_Task directions_
Once the images are removed, repeat all of the entries exactly.

_Working data_

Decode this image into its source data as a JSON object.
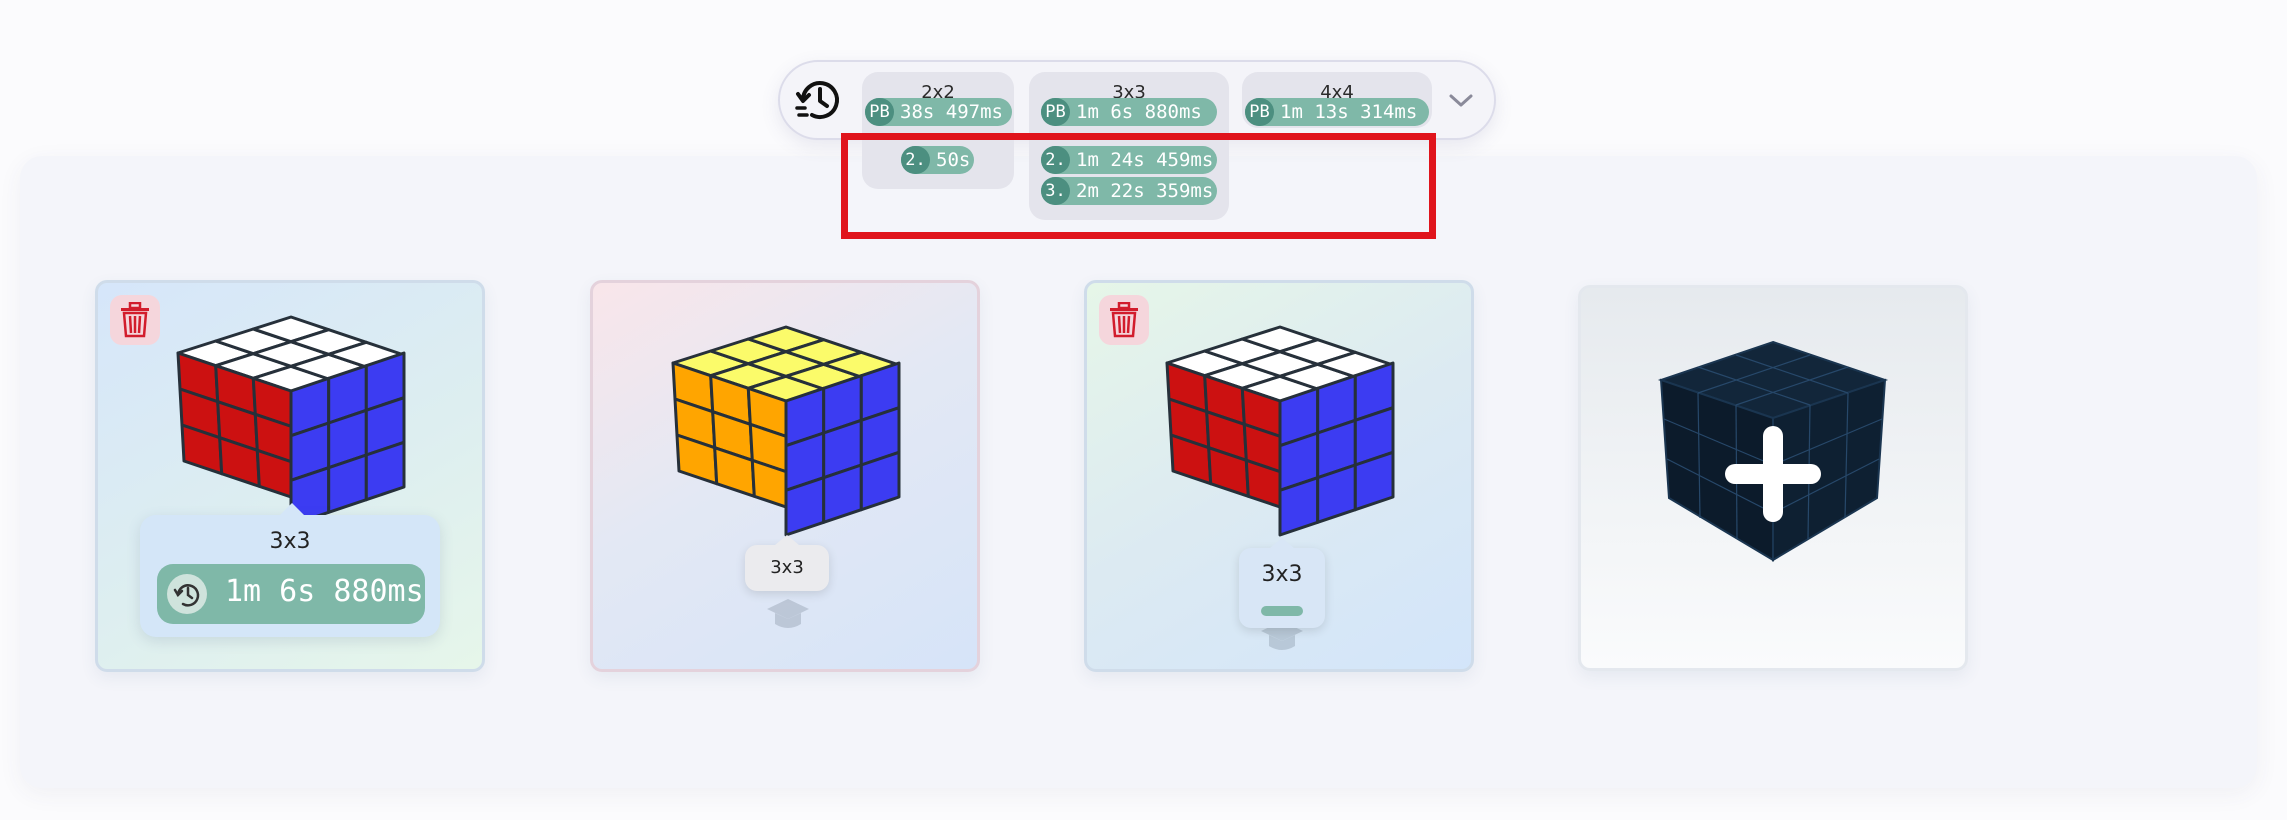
{
  "history": {
    "icon": "history-icon",
    "dropdown_icon": "chevron-down-icon",
    "columns": [
      {
        "title": "2x2",
        "pb_tag": "PB",
        "pb": "38s 497ms",
        "entries": [
          {
            "rank": "2.",
            "time": "50s"
          }
        ]
      },
      {
        "title": "3x3",
        "pb_tag": "PB",
        "pb": "1m 6s 880ms",
        "entries": [
          {
            "rank": "2.",
            "time": "1m 24s 459ms"
          },
          {
            "rank": "3.",
            "time": "2m 22s 359ms"
          }
        ]
      },
      {
        "title": "4x4",
        "pb_tag": "PB",
        "pb": "1m 13s 314ms",
        "entries": []
      }
    ]
  },
  "cards": [
    {
      "name": "3x3",
      "time": "1m 6s 880ms",
      "deletable": true,
      "top_color": "#ffffff",
      "left_color": "#cc1111",
      "right_color": "#3c3cf2"
    },
    {
      "name": "3x3",
      "deletable": false,
      "top_color": "#fbfb6a",
      "left_color": "#ffa500",
      "right_color": "#3c3cf2",
      "icon": "graduation-cap-icon"
    },
    {
      "name": "3x3",
      "deletable": true,
      "top_color": "#ffffff",
      "left_color": "#cc1111",
      "right_color": "#3c3cf2",
      "icon": "graduation-cap-icon"
    },
    {
      "name": "",
      "add_icon": "plus-icon",
      "cube_color": "#0e1d2e"
    }
  ],
  "colors": {
    "accent": "#7fb8a8",
    "accent_dark": "#4c8f80",
    "highlight": "#e0141c"
  }
}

_Output for this exercise_
Decode this image into its source data as a JSON object.
{
  "history": {
    "icon": "history-icon",
    "dropdown_icon": "chevron-down-icon",
    "columns": [
      {
        "title": "2x2",
        "pb_tag": "PB",
        "pb": "38s 497ms",
        "entries": [
          {
            "rank": "2.",
            "time": "50s"
          }
        ]
      },
      {
        "title": "3x3",
        "pb_tag": "PB",
        "pb": "1m 6s 880ms",
        "entries": [
          {
            "rank": "2.",
            "time": "1m 24s 459ms"
          },
          {
            "rank": "3.",
            "time": "2m 22s 359ms"
          }
        ]
      },
      {
        "title": "4x4",
        "pb_tag": "PB",
        "pb": "1m 13s 314ms",
        "entries": []
      }
    ]
  },
  "cards": [
    {
      "name": "3x3",
      "time": "1m 6s 880ms",
      "deletable": true,
      "top_color": "#ffffff",
      "left_color": "#cc1111",
      "right_color": "#3c3cf2"
    },
    {
      "name": "3x3",
      "deletable": false,
      "top_color": "#fbfb6a",
      "left_color": "#ffa500",
      "right_color": "#3c3cf2",
      "icon": "graduation-cap-icon"
    },
    {
      "name": "3x3",
      "deletable": true,
      "top_color": "#ffffff",
      "left_color": "#cc1111",
      "right_color": "#3c3cf2",
      "icon": "graduation-cap-icon"
    },
    {
      "name": "",
      "add_icon": "plus-icon",
      "cube_color": "#0e1d2e"
    }
  ],
  "colors": {
    "accent": "#7fb8a8",
    "accent_dark": "#4c8f80",
    "highlight": "#e0141c"
  }
}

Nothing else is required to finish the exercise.